I am embarking on a 10-city tour across Montana this spring. I want to give people hope and let them know they’re not alone with mental illness and addiction. My presentation, Serenity in the Storm, combines my story of recovery with songs of hope. I will also be presenting in schools along the way. This tour is presented by Blue Cross Blue Shield of Montana and The Center for Mental Health Research & Recovery at Montana State University. For performance details, visit the “Tour Dates” tab on this website or Facebook. I hope to see you at one of the events.
On March 30th I was honored to speak and sing at Napa State Hospital, one of California’s state psychiatric hospitals. I performed on the forensic lock-down unit, and was asked in advance if the patient band could join me for the final song. Of course my answer was yes, and together we sang Johnny Cash’s “Folsom Prison Blues” to an audience that loved every minute of it. The band was awesome. Then the whole crowd sang me happy birthday and gave me flowers. It was very touching, and yet another reminder of why I do this. I try to bring people hope and let them know they’re not alone, but they in turn grant me this gift. My sincere thanks to the wonderful staff at Napa and to those who worked hard to make this happen.
I will be doing a 10-City Tour across Montana this spring, sharing my story of recovery and songs of hope. It will take place in the last half of April and into early May. More details to follow soon as we will announce the tour stops and sponsors.
We recently had an amazing event with 700 audience members. Entitled “The Experience & Science of Mental Illness”, the event was in Bozeman, Montana. I sang and spoke about my experience with mental illness and a great man, Dr. Matt Byerly, spoke about advancements in science surrounding mental illness. The event was presented by The Center for Mental Health Research & Recovery at Montana State University. I am very excited about the Center as it is bringing research and recovery options to Montana. When we give people options, we give people hope. I am just glad to be a part of all of this goodness.
I just accepted the Lionel Aldridge Champions Award from NAMI (National Alliance on Mental Illness). I have to say that this honor and the evening spent speaking and singing for NAMI’s National Convention has been the best night of my life. It is hard to find the words to express how honored and happy I felt. I know in my heart that this is just the beginning. Thank you to the audience for being so amazing. I love you all.
I am honored to be receiving the Lionel Aldridge Champions Award from the National Alliance on Mental Illness. I could not be happier or feel more blessed and consider this to be great encouragement in my endeavors to share my story and songs of hope. Here is the news release on the award:

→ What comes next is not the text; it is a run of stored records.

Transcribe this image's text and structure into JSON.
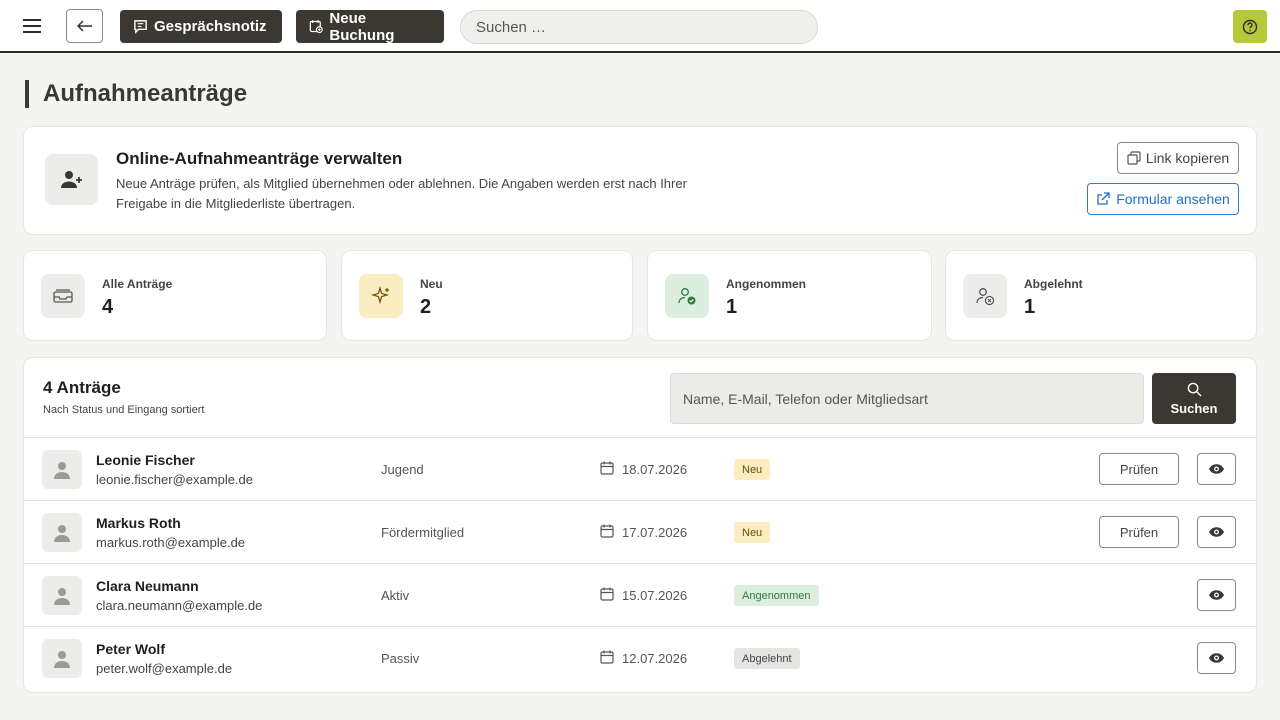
{
  "header": {
    "note_label": "Gesprächsnotiz",
    "booking_label": "Neue Buchung",
    "search_placeholder": "Suchen …",
    "accent_color": "#b6c93a"
  },
  "page": {
    "title": "Aufnahmeanträge"
  },
  "info": {
    "title": "Online-Aufnahmeanträge verwalten",
    "description": "Neue Anträge prüfen, als Mitglied übernehmen oder ablehnen. Die Angaben werden erst nach Ihrer Freigabe in die Mitgliederliste übertragen.",
    "copy_link_label": "Link kopieren",
    "view_form_label": "Formular ansehen"
  },
  "stats": [
    {
      "label": "Alle Anträge",
      "value": "4",
      "icon": "inbox-icon"
    },
    {
      "label": "Neu",
      "value": "2",
      "icon": "sparkle-icon"
    },
    {
      "label": "Angenommen",
      "value": "1",
      "icon": "user-check-icon"
    },
    {
      "label": "Abgelehnt",
      "value": "1",
      "icon": "user-x-icon"
    }
  ],
  "list": {
    "title": "4 Anträge",
    "subtitle": "Nach Status und Eingang sortiert",
    "search_placeholder": "Name, E-Mail, Telefon oder Mitgliedsart",
    "search_button": "Suchen",
    "check_label": "Prüfen",
    "rows": [
      {
        "name": "Leonie Fischer",
        "email": "leonie.fischer@example.de",
        "type": "Jugend",
        "date": "18.07.2026",
        "status": "Neu",
        "status_kind": "new"
      },
      {
        "name": "Markus Roth",
        "email": "markus.roth@example.de",
        "type": "Fördermitglied",
        "date": "17.07.2026",
        "status": "Neu",
        "status_kind": "new"
      },
      {
        "name": "Clara Neumann",
        "email": "clara.neumann@example.de",
        "type": "Aktiv",
        "date": "15.07.2026",
        "status": "Angenommen",
        "status_kind": "accepted"
      },
      {
        "name": "Peter Wolf",
        "email": "peter.wolf@example.de",
        "type": "Passiv",
        "date": "12.07.2026",
        "status": "Abgelehnt",
        "status_kind": "rejected"
      }
    ]
  }
}
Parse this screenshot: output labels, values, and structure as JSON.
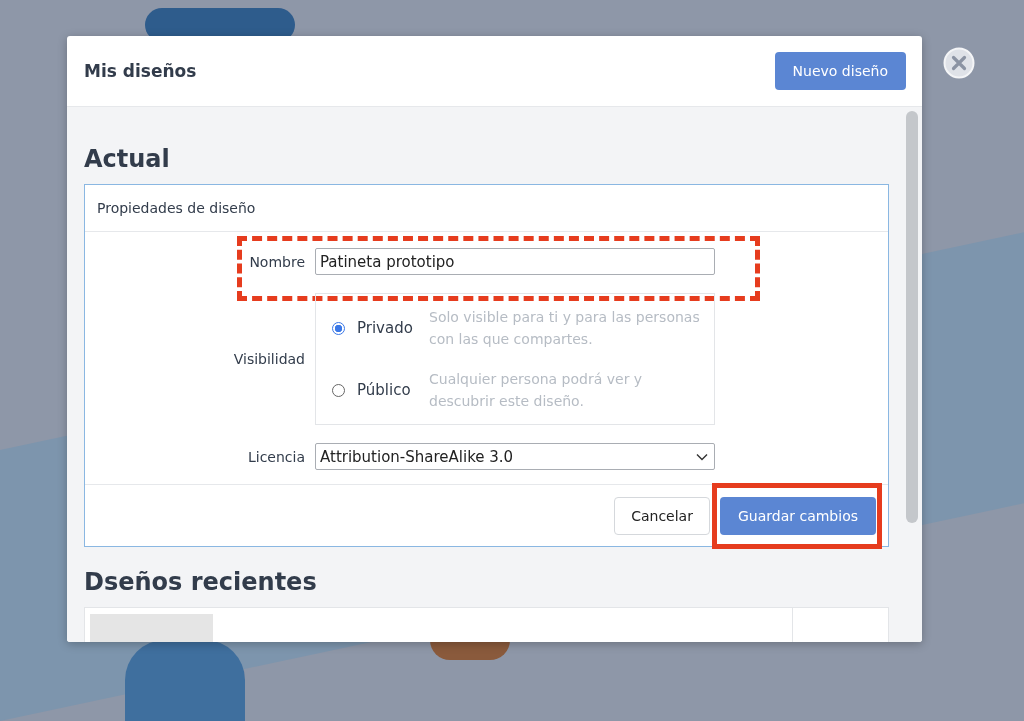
{
  "dialog": {
    "title": "Mis diseños",
    "new_button": "Nuevo diseño"
  },
  "current": {
    "heading": "Actual",
    "card_title": "Propiedades de diseño",
    "name": {
      "label": "Nombre",
      "value": "Patineta prototipo",
      "highlighted": true
    },
    "visibility": {
      "label": "Visibilidad",
      "options": [
        {
          "label": "Privado",
          "description": "Solo visible para ti y para las personas con las que compartes.",
          "selected": true
        },
        {
          "label": "Público",
          "description": "Cualquier persona podrá ver y descubrir este diseño.",
          "selected": false
        }
      ]
    },
    "license": {
      "label": "Licencia",
      "value": "Attribution-ShareAlike 3.0"
    },
    "cancel_button": "Cancelar",
    "save_button": {
      "label": "Guardar cambios",
      "highlighted": true
    }
  },
  "recent": {
    "heading": "Dseños recientes"
  }
}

Montana’s own country singer Jason DeShaw has been selected to receive NAMI’s (National Alliance on Mental Illness) Lionel Aldridge Champions Award. This award recognizes an individual living with a mental illness who has exhibited courage, leadership, and service on behalf of all people living with mental illness. In selecting DeShaw for this award, the NAMI Board recognizes him for his efforts to be a voice for those who struggle with mental illness. DeShaw will receive the Champions Award at the 2014 NAMI National Convention this September in Washington, D.C. where he will perform for the attendees. Vice President Joe Biden will also be receiving an award that night.
Thank you for being in my corner and inspiring me to keep rolling.